(RECORD EXCERPTS begins)
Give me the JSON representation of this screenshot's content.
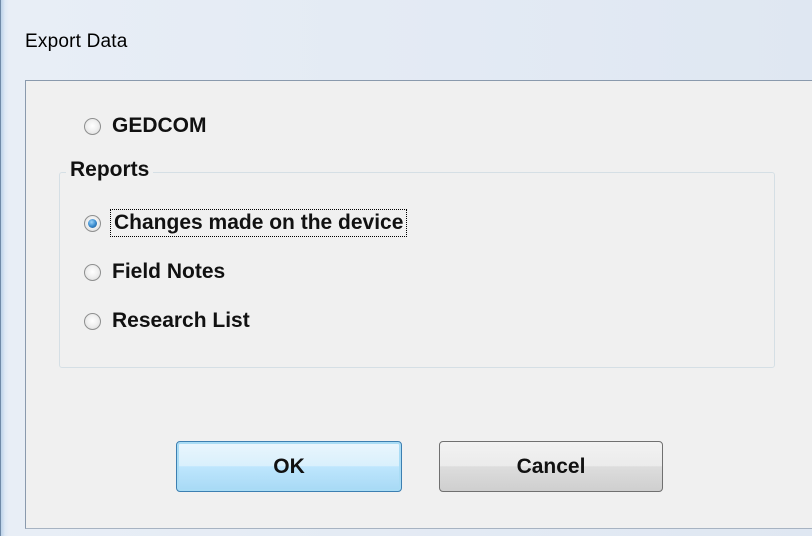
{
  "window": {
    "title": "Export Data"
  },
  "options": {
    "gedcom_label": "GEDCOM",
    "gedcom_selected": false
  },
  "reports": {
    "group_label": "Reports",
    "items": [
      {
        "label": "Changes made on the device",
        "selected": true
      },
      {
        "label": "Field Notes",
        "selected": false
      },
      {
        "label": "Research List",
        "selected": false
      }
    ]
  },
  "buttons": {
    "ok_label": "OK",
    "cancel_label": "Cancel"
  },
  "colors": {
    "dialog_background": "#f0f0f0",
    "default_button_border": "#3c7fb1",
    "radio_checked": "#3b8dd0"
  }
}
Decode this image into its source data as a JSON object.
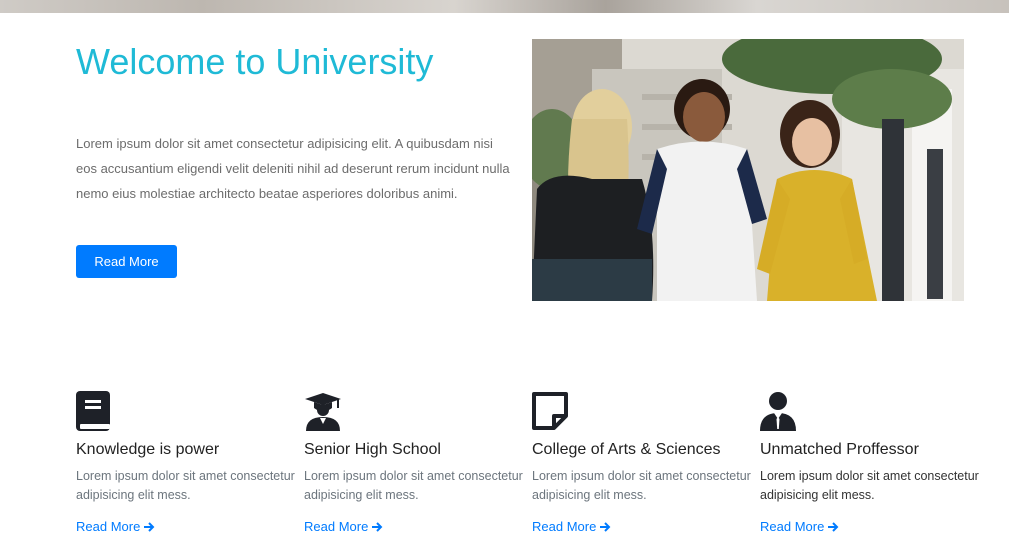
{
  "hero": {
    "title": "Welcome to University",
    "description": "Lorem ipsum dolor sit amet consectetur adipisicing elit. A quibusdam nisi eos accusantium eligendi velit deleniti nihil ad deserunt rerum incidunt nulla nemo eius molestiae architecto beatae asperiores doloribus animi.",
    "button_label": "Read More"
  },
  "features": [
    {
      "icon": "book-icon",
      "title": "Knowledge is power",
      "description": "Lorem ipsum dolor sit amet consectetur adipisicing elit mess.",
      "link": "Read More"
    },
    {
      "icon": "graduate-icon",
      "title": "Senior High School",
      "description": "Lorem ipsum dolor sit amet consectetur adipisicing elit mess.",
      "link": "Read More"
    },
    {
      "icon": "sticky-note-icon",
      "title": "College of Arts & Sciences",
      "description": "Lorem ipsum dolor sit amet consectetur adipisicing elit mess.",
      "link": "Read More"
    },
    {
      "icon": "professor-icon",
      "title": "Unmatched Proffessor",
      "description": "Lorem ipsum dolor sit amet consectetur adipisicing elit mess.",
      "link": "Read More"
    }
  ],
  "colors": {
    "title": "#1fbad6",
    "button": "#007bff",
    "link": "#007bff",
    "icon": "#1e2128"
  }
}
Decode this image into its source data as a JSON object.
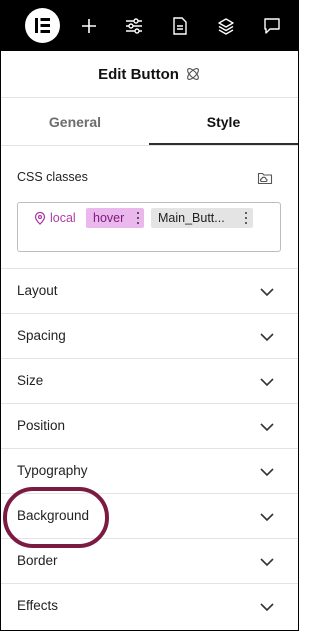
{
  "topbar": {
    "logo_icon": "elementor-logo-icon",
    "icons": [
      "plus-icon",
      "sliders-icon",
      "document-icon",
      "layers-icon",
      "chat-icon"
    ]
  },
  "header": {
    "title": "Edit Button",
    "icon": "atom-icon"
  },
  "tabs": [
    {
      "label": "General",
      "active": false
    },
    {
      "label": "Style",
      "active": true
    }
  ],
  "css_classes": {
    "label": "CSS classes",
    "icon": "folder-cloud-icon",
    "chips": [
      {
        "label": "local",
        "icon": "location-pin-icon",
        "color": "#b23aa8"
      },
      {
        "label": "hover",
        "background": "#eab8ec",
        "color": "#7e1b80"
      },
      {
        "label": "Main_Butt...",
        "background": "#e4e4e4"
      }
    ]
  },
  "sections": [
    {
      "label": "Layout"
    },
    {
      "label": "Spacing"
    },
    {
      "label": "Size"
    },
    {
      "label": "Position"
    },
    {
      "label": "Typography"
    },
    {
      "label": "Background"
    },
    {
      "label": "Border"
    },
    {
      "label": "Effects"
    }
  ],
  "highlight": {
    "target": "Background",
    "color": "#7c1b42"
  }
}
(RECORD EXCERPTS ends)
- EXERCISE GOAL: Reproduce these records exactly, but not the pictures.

- ANSWER SECTION:
Give me the JSON representation of this screenshot's content.
{
  "window": {
    "title": "Export Data"
  },
  "options": {
    "gedcom_label": "GEDCOM",
    "gedcom_selected": false
  },
  "reports": {
    "group_label": "Reports",
    "items": [
      {
        "label": "Changes made on the device",
        "selected": true
      },
      {
        "label": "Field Notes",
        "selected": false
      },
      {
        "label": "Research List",
        "selected": false
      }
    ]
  },
  "buttons": {
    "ok_label": "OK",
    "cancel_label": "Cancel"
  },
  "colors": {
    "dialog_background": "#f0f0f0",
    "default_button_border": "#3c7fb1",
    "radio_checked": "#3b8dd0"
  }
}
Decode this image into its source data as a JSON object.
{
  "hero": {
    "title": "Welcome to University",
    "description": "Lorem ipsum dolor sit amet consectetur adipisicing elit. A quibusdam nisi eos accusantium eligendi velit deleniti nihil ad deserunt rerum incidunt nulla nemo eius molestiae architecto beatae asperiores doloribus animi.",
    "button_label": "Read More"
  },
  "features": [
    {
      "icon": "book-icon",
      "title": "Knowledge is power",
      "description": "Lorem ipsum dolor sit amet consectetur adipisicing elit mess.",
      "link": "Read More"
    },
    {
      "icon": "graduate-icon",
      "title": "Senior High School",
      "description": "Lorem ipsum dolor sit amet consectetur adipisicing elit mess.",
      "link": "Read More"
    },
    {
      "icon": "sticky-note-icon",
      "title": "College of Arts & Sciences",
      "description": "Lorem ipsum dolor sit amet consectetur adipisicing elit mess.",
      "link": "Read More"
    },
    {
      "icon": "professor-icon",
      "title": "Unmatched Proffessor",
      "description": "Lorem ipsum dolor sit amet consectetur adipisicing elit mess.",
      "link": "Read More"
    }
  ],
  "colors": {
    "title": "#1fbad6",
    "button": "#007bff",
    "link": "#007bff",
    "icon": "#1e2128"
  }
}
Decode this image into its source data as a JSON object.
{
  "topbar": {
    "logo_icon": "elementor-logo-icon",
    "icons": [
      "plus-icon",
      "sliders-icon",
      "document-icon",
      "layers-icon",
      "chat-icon"
    ]
  },
  "header": {
    "title": "Edit Button",
    "icon": "atom-icon"
  },
  "tabs": [
    {
      "label": "General",
      "active": false
    },
    {
      "label": "Style",
      "active": true
    }
  ],
  "css_classes": {
    "label": "CSS classes",
    "icon": "folder-cloud-icon",
    "chips": [
      {
        "label": "local",
        "icon": "location-pin-icon",
        "color": "#b23aa8"
      },
      {
        "label": "hover",
        "background": "#eab8ec",
        "color": "#7e1b80"
      },
      {
        "label": "Main_Butt...",
        "background": "#e4e4e4"
      }
    ]
  },
  "sections": [
    {
      "label": "Layout"
    },
    {
      "label": "Spacing"
    },
    {
      "label": "Size"
    },
    {
      "label": "Position"
    },
    {
      "label": "Typography"
    },
    {
      "label": "Background"
    },
    {
      "label": "Border"
    },
    {
      "label": "Effects"
    }
  ],
  "highlight": {
    "target": "Background",
    "color": "#7c1b42"
  }
}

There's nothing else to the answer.